### [Work order]
The answer must be an exact copy of the records, with every picture removed.

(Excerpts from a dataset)
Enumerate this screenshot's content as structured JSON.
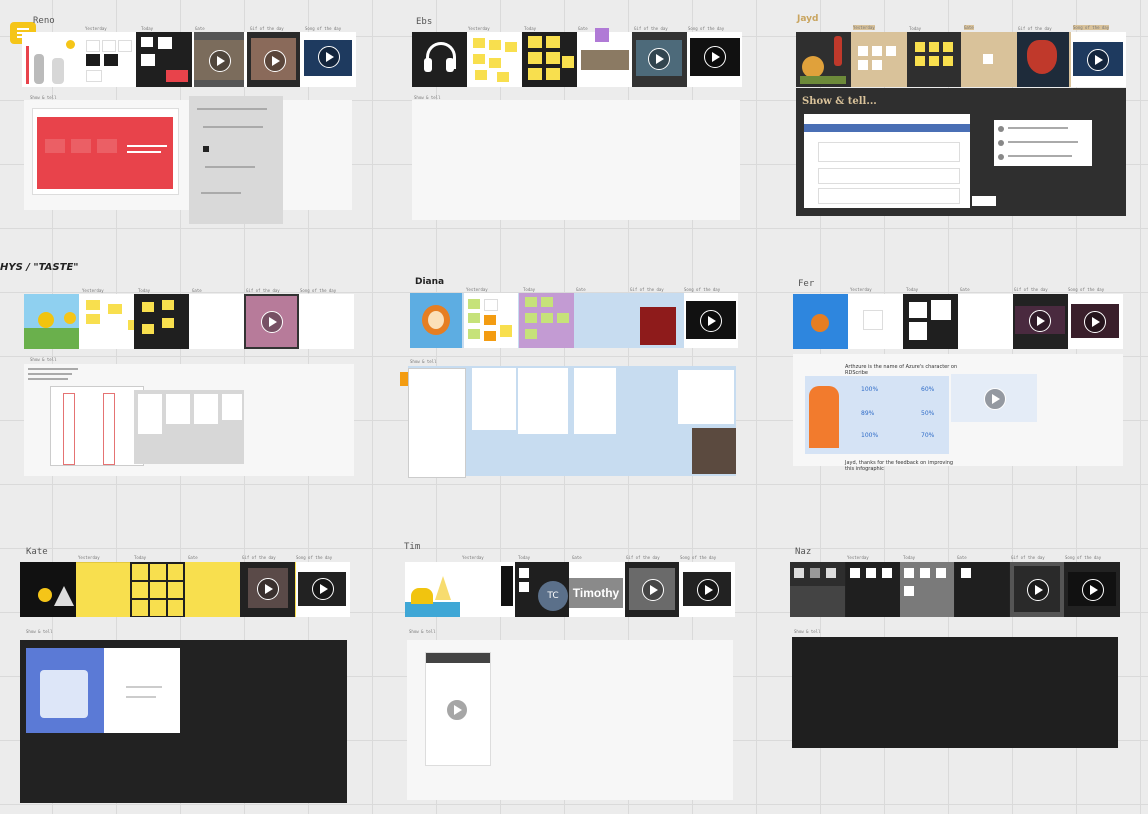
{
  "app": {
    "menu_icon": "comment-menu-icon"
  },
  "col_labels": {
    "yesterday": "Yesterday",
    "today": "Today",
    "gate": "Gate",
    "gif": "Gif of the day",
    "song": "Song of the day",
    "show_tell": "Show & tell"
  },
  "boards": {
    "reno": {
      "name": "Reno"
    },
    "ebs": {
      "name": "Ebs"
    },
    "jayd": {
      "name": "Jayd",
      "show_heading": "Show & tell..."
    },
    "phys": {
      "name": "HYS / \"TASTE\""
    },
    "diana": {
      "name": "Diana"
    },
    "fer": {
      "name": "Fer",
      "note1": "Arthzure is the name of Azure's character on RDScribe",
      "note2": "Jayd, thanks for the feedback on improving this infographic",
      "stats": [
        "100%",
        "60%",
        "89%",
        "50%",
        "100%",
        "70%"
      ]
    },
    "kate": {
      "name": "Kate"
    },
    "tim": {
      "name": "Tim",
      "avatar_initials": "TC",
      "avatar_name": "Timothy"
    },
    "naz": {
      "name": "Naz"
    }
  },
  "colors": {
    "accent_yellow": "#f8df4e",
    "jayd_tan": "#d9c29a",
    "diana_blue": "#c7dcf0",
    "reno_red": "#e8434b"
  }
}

### [Answer to this task]
Enumerate this screenshot's content as structured JSON.
{
  "app": {
    "menu_icon": "comment-menu-icon"
  },
  "col_labels": {
    "yesterday": "Yesterday",
    "today": "Today",
    "gate": "Gate",
    "gif": "Gif of the day",
    "song": "Song of the day",
    "show_tell": "Show & tell"
  },
  "boards": {
    "reno": {
      "name": "Reno"
    },
    "ebs": {
      "name": "Ebs"
    },
    "jayd": {
      "name": "Jayd",
      "show_heading": "Show & tell..."
    },
    "phys": {
      "name": "HYS / \"TASTE\""
    },
    "diana": {
      "name": "Diana"
    },
    "fer": {
      "name": "Fer",
      "note1": "Arthzure is the name of Azure's character on RDScribe",
      "note2": "Jayd, thanks for the feedback on improving this infographic",
      "stats": [
        "100%",
        "60%",
        "89%",
        "50%",
        "100%",
        "70%"
      ]
    },
    "kate": {
      "name": "Kate"
    },
    "tim": {
      "name": "Tim",
      "avatar_initials": "TC",
      "avatar_name": "Timothy"
    },
    "naz": {
      "name": "Naz"
    }
  },
  "colors": {
    "accent_yellow": "#f8df4e",
    "jayd_tan": "#d9c29a",
    "diana_blue": "#c7dcf0",
    "reno_red": "#e8434b"
  }
}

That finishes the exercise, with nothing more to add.